**WHAT IS REQUIRED:** Give the count of lines in the entries that include "title", and write nothing besides it.

**DATASET EXCERPTS:**
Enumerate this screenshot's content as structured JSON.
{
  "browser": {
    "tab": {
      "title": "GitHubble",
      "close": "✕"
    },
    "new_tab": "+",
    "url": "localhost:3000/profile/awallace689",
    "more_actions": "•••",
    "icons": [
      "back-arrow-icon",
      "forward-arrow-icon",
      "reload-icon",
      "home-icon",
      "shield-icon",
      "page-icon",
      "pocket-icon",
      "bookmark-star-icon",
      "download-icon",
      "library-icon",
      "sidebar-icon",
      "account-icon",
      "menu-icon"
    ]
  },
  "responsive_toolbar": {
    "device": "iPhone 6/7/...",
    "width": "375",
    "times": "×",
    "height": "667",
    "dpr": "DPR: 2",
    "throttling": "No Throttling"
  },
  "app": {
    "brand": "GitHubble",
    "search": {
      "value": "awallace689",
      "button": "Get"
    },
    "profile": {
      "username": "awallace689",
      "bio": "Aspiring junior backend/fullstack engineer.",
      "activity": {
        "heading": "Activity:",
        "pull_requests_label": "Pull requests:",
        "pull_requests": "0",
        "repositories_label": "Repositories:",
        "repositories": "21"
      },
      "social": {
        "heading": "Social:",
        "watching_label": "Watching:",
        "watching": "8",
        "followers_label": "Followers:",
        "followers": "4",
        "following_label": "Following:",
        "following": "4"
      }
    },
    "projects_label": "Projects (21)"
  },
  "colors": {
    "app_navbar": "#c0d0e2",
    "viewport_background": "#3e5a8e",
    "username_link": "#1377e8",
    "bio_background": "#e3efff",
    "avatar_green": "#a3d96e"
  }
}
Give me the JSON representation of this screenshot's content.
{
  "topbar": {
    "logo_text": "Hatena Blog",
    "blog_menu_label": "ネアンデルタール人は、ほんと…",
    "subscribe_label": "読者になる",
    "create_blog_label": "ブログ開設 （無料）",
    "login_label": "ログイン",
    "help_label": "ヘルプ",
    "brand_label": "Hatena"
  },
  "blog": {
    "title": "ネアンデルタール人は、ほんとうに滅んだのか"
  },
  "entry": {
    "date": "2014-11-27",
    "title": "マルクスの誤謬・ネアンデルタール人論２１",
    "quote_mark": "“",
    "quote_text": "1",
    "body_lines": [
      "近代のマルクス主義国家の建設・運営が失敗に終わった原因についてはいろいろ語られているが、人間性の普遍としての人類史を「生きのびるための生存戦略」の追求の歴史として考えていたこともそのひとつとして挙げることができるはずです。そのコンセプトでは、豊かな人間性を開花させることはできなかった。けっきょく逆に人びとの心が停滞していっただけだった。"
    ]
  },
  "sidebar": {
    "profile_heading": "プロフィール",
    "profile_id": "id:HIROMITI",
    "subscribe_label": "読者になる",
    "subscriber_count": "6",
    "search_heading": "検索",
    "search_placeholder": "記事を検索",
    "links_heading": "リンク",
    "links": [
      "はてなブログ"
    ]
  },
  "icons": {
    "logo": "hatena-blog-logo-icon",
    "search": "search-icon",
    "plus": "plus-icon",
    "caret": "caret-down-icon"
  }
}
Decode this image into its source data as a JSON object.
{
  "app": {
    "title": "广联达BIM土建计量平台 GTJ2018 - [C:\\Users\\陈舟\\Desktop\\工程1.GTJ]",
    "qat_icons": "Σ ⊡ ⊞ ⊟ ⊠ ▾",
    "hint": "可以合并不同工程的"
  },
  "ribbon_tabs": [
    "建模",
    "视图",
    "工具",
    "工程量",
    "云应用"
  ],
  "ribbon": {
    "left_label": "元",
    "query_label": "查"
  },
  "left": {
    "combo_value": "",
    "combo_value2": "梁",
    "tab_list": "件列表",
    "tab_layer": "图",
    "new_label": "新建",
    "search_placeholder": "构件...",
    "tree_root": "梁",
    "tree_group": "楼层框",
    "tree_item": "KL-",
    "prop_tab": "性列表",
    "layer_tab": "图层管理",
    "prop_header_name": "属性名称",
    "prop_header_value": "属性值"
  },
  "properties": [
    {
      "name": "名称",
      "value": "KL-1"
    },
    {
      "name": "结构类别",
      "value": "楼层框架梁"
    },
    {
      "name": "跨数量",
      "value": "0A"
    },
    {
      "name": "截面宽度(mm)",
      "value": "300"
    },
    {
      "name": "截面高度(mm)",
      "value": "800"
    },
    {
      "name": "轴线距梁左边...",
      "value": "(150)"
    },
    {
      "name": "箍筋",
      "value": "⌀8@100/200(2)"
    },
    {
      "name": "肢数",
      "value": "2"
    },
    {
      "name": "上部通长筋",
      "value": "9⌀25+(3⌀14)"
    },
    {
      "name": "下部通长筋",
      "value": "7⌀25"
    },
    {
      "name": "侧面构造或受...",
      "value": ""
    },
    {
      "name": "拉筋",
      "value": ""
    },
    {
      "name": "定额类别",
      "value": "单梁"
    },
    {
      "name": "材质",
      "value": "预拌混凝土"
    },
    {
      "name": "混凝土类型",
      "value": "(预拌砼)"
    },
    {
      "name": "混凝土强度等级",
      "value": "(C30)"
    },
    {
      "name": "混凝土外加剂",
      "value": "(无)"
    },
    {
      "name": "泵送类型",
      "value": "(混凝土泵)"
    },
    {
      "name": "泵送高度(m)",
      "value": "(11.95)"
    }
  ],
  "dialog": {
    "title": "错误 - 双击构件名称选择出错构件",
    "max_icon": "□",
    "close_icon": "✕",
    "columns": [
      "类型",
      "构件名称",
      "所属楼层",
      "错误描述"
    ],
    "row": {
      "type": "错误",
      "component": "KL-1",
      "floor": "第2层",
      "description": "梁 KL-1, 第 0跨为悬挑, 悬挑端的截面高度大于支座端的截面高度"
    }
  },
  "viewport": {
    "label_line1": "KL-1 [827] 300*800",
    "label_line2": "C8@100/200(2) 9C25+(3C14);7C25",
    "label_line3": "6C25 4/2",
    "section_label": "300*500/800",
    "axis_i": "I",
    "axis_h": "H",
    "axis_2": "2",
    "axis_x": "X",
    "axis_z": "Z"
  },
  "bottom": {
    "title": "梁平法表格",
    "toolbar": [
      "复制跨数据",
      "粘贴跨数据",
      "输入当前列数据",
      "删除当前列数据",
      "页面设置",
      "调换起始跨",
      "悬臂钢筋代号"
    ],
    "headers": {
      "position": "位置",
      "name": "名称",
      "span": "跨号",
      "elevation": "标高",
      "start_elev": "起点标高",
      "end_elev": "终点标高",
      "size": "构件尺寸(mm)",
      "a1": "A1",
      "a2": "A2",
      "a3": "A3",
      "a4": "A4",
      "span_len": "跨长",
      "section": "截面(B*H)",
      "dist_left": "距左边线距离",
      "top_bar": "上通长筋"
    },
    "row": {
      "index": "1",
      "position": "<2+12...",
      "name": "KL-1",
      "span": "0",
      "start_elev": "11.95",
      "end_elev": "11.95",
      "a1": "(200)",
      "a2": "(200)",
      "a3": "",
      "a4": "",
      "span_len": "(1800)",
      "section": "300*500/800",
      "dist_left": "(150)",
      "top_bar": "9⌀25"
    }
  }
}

**TASK SOLUTION:** 6